## Records for the task
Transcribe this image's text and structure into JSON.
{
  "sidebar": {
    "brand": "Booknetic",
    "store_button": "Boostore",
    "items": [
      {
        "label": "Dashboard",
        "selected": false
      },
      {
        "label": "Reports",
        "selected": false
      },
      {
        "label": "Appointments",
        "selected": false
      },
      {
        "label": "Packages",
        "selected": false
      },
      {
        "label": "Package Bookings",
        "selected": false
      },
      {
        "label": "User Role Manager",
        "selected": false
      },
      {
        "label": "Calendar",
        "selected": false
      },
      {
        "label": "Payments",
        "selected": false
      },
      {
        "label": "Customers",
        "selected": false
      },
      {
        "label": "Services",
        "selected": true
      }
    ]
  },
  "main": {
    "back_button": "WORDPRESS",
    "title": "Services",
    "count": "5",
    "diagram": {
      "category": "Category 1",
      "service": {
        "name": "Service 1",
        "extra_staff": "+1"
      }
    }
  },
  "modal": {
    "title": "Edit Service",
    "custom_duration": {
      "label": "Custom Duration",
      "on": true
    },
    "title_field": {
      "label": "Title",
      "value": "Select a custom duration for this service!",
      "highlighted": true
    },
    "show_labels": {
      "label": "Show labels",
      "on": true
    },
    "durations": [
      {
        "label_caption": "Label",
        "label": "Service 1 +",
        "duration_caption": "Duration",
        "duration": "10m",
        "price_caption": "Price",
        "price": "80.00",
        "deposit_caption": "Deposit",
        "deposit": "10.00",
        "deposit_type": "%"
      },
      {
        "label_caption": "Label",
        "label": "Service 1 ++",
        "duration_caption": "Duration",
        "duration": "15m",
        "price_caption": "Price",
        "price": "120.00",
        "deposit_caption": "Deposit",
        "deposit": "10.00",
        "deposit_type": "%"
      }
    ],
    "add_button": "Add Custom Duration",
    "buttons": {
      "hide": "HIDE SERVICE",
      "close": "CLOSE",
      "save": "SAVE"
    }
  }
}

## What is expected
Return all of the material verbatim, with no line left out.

## Exercise solution
Transcribe this image's text and structure into JSON.
{
  "sidebar": {
    "brand": "Booknetic",
    "store_button": "Boostore",
    "items": [
      {
        "label": "Dashboard",
        "selected": false
      },
      {
        "label": "Reports",
        "selected": false
      },
      {
        "label": "Appointments",
        "selected": false
      },
      {
        "label": "Packages",
        "selected": false
      },
      {
        "label": "Package Bookings",
        "selected": false
      },
      {
        "label": "User Role Manager",
        "selected": false
      },
      {
        "label": "Calendar",
        "selected": false
      },
      {
        "label": "Payments",
        "selected": false
      },
      {
        "label": "Customers",
        "selected": false
      },
      {
        "label": "Services",
        "selected": true
      }
    ]
  },
  "main": {
    "back_button": "WORDPRESS",
    "title": "Services",
    "count": "5",
    "diagram": {
      "category": "Category 1",
      "service": {
        "name": "Service 1",
        "extra_staff": "+1"
      }
    }
  },
  "modal": {
    "title": "Edit Service",
    "custom_duration": {
      "label": "Custom Duration",
      "on": true
    },
    "title_field": {
      "label": "Title",
      "value": "Select a custom duration for this service!",
      "highlighted": true
    },
    "show_labels": {
      "label": "Show labels",
      "on": true
    },
    "durations": [
      {
        "label_caption": "Label",
        "label": "Service 1 +",
        "duration_caption": "Duration",
        "duration": "10m",
        "price_caption": "Price",
        "price": "80.00",
        "deposit_caption": "Deposit",
        "deposit": "10.00",
        "deposit_type": "%"
      },
      {
        "label_caption": "Label",
        "label": "Service 1 ++",
        "duration_caption": "Duration",
        "duration": "15m",
        "price_caption": "Price",
        "price": "120.00",
        "deposit_caption": "Deposit",
        "deposit": "10.00",
        "deposit_type": "%"
      }
    ],
    "add_button": "Add Custom Duration",
    "buttons": {
      "hide": "HIDE SERVICE",
      "close": "CLOSE",
      "save": "SAVE"
    }
  }
}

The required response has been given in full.